(Extracted data)
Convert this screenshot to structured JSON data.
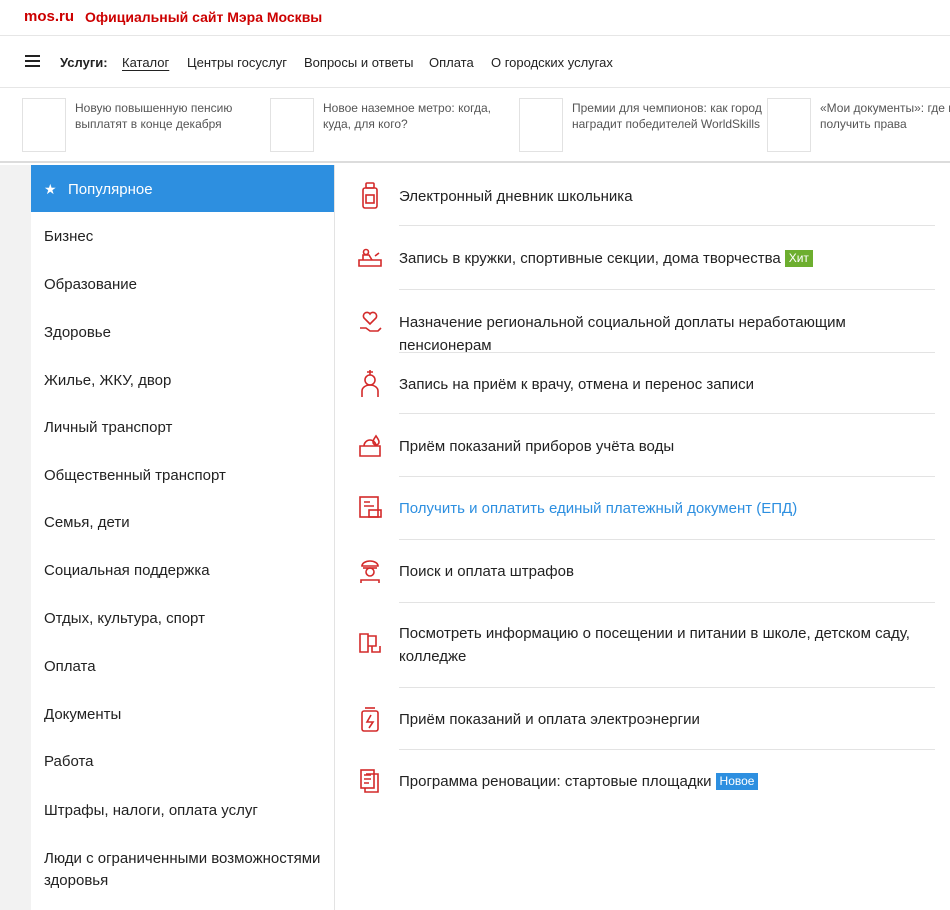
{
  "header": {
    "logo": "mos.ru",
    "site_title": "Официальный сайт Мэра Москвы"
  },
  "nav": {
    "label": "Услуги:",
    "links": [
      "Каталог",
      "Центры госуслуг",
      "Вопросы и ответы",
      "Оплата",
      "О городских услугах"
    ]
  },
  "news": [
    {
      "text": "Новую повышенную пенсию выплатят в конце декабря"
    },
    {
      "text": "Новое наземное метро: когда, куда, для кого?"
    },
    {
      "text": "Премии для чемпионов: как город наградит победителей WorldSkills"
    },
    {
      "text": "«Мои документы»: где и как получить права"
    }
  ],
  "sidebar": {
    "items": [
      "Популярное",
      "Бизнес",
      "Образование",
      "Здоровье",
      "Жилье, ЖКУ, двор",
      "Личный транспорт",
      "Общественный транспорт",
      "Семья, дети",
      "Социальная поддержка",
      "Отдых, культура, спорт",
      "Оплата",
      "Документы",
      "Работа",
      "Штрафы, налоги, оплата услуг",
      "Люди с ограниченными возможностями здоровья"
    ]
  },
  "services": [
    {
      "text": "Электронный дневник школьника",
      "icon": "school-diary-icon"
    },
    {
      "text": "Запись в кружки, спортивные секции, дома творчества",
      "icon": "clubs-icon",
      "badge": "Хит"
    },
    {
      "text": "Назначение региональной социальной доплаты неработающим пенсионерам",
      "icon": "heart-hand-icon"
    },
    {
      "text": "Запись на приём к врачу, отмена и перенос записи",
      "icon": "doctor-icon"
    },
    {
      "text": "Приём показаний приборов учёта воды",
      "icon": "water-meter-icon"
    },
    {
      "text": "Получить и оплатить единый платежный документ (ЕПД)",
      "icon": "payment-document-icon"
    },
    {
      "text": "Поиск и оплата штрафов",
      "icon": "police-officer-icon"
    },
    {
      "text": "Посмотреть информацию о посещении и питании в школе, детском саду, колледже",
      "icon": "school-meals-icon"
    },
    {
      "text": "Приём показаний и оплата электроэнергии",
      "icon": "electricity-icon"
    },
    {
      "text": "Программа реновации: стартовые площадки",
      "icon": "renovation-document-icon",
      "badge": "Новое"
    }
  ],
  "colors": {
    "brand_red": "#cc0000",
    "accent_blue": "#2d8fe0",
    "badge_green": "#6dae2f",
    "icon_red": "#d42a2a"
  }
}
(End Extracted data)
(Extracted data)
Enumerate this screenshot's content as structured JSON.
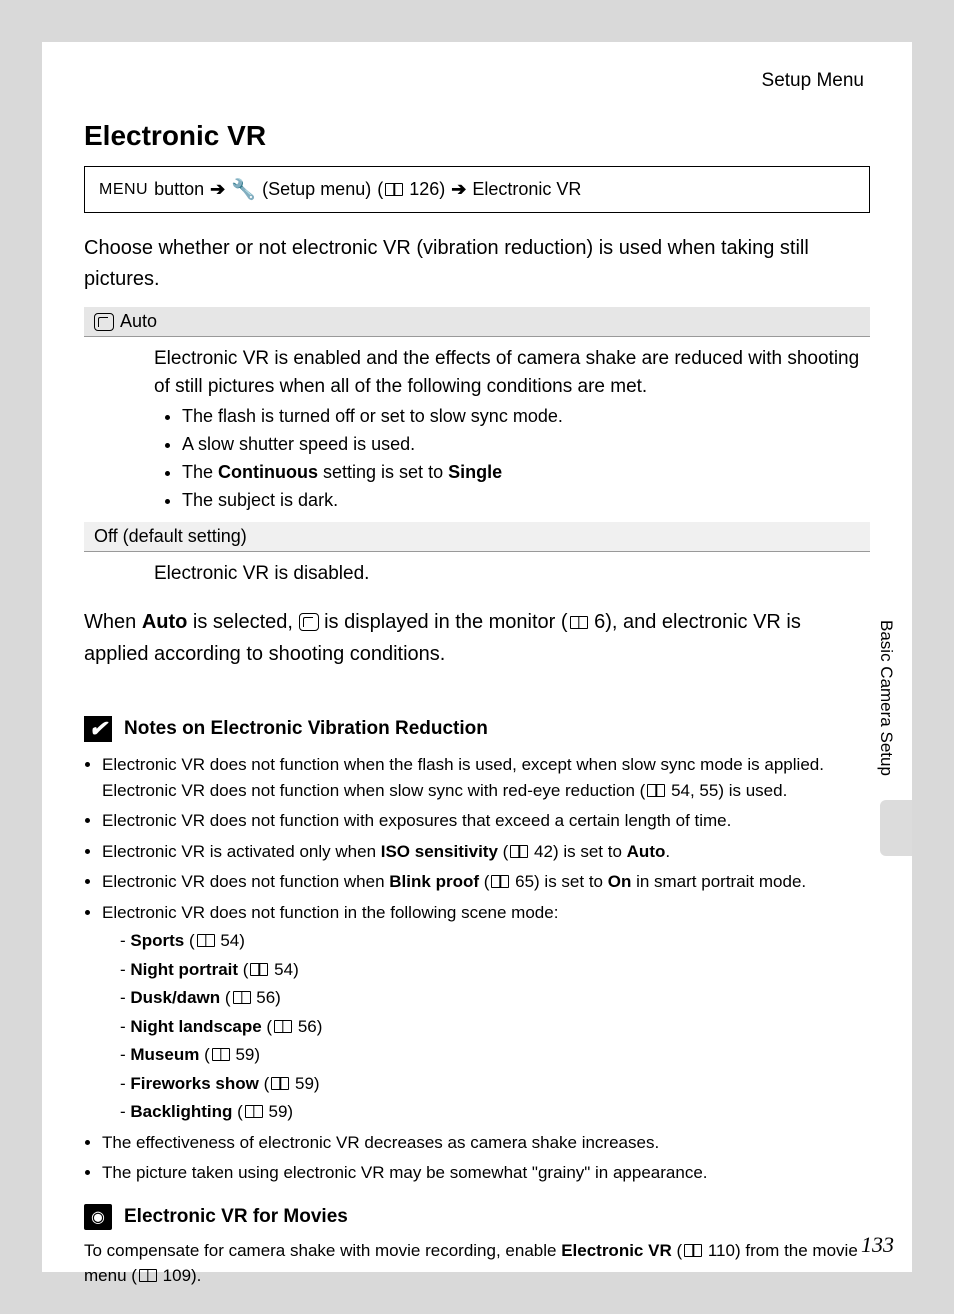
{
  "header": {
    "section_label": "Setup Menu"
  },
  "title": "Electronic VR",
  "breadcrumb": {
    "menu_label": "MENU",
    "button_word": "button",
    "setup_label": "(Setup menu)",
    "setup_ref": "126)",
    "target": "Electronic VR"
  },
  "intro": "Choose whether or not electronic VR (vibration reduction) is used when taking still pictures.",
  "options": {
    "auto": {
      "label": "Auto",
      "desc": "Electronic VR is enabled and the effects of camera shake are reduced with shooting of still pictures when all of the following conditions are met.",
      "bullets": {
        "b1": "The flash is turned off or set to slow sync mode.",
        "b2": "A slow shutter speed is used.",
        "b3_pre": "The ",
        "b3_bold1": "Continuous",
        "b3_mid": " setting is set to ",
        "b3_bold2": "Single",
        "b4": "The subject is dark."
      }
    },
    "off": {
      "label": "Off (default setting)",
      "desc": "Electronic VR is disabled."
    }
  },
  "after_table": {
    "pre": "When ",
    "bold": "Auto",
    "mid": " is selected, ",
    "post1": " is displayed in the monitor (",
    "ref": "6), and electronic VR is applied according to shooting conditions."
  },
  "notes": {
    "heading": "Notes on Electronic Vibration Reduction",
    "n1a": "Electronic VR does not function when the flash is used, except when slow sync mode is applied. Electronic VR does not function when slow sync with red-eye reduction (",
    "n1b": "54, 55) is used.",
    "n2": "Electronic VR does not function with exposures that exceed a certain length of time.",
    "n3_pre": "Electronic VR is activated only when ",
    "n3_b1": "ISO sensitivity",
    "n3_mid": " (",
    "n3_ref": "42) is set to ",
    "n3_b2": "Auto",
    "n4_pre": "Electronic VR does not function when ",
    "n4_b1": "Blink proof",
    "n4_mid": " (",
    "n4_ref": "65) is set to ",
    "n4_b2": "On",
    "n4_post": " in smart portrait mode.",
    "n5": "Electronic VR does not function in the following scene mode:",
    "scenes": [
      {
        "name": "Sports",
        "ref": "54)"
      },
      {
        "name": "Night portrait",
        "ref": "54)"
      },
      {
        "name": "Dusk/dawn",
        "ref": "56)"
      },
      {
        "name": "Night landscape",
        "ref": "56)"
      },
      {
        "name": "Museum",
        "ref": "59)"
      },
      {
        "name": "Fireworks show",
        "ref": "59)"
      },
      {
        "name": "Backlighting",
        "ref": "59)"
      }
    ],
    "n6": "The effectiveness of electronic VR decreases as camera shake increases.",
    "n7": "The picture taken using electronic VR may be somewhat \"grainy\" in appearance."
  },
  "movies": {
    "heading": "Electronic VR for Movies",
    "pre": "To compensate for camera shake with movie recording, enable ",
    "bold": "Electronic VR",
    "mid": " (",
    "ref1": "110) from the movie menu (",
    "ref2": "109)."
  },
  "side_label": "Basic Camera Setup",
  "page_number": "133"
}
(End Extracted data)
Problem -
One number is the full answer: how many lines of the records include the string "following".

Problem solution -
2